▶ [TASK OBJECTIVE]
Working from the entries below, count every line that includes the word "澳洋科技". Return the figure alone.

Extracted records
::::::::::
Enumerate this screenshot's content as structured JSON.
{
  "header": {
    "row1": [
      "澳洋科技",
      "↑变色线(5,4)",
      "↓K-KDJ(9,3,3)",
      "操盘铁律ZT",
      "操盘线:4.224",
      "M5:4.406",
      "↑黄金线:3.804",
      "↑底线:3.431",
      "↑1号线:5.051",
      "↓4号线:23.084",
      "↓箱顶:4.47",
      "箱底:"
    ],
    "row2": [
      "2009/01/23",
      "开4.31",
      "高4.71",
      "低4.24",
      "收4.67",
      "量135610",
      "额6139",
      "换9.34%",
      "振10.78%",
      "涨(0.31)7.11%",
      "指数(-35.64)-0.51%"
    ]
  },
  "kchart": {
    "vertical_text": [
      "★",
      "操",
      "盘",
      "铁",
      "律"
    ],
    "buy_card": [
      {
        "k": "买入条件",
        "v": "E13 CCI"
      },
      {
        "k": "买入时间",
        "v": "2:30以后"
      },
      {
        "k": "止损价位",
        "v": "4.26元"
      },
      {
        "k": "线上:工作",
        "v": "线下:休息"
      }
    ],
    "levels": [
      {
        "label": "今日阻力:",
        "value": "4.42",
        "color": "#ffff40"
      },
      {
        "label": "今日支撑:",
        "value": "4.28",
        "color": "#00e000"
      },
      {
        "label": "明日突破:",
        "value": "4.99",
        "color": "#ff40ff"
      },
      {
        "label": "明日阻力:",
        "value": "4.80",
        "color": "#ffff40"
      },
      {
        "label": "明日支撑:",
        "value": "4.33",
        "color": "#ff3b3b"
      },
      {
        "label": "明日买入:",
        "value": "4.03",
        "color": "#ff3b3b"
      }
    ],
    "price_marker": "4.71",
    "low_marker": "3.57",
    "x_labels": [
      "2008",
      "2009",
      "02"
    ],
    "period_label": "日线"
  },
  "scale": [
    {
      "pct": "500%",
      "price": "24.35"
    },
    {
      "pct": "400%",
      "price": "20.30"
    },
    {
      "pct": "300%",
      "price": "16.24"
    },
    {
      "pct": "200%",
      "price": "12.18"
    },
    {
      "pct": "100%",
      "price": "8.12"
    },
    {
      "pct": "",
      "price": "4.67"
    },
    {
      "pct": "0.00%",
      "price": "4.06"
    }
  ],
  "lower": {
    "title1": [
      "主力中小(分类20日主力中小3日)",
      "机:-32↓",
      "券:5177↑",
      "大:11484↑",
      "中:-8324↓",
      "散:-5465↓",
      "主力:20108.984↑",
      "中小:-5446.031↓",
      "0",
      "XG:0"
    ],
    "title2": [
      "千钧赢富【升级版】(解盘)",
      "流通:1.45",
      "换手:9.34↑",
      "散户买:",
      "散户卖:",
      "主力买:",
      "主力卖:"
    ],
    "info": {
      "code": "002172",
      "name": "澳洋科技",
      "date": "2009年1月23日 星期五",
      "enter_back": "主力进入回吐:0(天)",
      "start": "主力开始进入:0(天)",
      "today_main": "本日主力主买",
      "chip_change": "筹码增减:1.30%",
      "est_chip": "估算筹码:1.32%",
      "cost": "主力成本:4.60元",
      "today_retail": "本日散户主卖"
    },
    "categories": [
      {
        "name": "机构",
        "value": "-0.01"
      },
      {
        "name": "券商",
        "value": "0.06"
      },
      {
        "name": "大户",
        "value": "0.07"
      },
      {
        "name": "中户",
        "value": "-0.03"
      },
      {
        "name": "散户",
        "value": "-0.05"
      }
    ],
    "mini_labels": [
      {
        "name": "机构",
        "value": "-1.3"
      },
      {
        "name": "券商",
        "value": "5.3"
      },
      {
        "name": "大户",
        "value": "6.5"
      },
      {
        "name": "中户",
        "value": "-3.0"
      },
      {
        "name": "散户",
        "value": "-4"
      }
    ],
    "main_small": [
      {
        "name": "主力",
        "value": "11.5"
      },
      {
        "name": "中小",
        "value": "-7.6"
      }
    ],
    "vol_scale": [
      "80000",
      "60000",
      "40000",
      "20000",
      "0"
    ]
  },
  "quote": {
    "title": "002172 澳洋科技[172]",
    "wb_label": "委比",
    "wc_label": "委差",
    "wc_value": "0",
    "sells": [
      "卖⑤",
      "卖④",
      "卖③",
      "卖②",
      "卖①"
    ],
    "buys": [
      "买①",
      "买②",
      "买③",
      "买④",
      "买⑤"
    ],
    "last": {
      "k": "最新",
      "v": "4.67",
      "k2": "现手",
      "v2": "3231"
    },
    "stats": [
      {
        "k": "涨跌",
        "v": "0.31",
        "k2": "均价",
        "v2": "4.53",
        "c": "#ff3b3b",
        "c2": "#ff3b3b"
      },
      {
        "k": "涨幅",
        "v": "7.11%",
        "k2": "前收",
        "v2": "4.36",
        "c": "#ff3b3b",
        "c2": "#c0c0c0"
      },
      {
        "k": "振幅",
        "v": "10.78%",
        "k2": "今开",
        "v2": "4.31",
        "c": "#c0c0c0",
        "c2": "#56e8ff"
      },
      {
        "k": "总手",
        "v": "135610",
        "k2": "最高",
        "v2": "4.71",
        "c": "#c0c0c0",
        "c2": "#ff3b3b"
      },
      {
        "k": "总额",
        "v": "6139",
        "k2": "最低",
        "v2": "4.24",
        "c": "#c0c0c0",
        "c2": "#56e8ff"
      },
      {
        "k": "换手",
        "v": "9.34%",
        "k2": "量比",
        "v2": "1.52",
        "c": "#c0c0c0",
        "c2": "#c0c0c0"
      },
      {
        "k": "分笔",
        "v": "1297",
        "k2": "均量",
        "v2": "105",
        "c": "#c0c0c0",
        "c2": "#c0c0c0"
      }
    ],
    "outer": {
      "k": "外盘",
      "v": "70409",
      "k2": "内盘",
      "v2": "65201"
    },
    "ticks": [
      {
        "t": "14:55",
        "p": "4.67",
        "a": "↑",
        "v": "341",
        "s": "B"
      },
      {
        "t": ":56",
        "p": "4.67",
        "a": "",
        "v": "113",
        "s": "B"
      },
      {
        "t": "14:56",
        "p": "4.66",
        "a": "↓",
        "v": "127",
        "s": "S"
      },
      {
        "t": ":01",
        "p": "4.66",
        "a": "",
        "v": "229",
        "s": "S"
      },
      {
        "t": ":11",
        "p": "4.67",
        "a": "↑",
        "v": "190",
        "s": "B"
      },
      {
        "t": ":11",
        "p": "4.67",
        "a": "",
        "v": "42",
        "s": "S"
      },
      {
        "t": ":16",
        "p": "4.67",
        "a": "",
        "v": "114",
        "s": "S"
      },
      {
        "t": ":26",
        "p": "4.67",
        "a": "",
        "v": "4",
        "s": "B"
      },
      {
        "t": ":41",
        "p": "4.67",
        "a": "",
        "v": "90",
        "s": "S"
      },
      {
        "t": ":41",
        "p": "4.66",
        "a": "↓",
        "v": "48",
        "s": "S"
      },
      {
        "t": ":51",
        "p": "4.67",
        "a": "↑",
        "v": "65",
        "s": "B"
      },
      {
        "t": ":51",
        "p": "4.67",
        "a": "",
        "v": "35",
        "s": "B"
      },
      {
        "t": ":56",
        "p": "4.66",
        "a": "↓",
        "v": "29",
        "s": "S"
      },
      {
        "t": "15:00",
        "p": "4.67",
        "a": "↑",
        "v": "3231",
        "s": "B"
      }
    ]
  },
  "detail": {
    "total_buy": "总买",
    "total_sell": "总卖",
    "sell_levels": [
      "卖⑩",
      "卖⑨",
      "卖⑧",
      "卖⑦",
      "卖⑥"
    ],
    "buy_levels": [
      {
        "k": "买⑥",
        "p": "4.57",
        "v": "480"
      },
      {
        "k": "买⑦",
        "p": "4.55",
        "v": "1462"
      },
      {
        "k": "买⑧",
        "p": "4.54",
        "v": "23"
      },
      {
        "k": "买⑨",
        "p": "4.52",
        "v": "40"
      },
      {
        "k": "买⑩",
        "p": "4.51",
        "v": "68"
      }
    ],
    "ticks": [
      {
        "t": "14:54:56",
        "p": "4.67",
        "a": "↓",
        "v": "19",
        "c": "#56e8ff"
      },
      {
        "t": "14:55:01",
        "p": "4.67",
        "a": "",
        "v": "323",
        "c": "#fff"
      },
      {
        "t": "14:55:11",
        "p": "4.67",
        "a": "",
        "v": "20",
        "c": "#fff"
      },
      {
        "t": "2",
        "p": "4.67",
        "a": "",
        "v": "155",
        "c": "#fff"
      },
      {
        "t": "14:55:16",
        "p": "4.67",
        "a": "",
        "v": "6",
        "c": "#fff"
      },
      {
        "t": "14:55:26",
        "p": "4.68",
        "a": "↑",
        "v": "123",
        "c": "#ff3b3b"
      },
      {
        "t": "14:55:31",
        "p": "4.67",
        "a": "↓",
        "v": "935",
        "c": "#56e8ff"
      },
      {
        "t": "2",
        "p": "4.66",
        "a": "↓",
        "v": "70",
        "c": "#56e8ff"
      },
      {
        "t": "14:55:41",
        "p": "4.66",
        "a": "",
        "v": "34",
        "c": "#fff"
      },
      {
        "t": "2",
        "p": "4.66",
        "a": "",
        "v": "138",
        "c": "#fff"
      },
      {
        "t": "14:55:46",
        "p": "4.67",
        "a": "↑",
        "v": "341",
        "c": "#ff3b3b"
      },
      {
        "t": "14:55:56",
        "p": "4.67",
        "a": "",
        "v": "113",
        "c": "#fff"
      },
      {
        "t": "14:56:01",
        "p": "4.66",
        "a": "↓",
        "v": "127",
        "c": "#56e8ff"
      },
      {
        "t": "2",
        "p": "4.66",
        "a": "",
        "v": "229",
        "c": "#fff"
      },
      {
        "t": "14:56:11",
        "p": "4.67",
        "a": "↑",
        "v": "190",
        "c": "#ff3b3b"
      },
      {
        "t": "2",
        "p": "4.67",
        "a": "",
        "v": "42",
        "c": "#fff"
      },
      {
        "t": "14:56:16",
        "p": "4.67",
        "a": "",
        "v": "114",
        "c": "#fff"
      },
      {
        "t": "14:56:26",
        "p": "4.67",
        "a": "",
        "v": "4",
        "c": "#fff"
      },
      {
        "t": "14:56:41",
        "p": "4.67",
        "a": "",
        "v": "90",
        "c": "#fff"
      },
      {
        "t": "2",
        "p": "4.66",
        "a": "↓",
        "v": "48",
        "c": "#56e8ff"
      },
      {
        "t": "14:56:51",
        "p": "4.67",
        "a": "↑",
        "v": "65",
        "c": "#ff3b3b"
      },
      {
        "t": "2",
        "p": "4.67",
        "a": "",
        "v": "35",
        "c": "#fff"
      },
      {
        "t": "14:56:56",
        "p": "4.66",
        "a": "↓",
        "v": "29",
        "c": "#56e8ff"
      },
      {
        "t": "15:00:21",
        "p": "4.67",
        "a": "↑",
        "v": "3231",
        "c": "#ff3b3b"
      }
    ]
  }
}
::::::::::
▶ [TASK OUTPUT]
3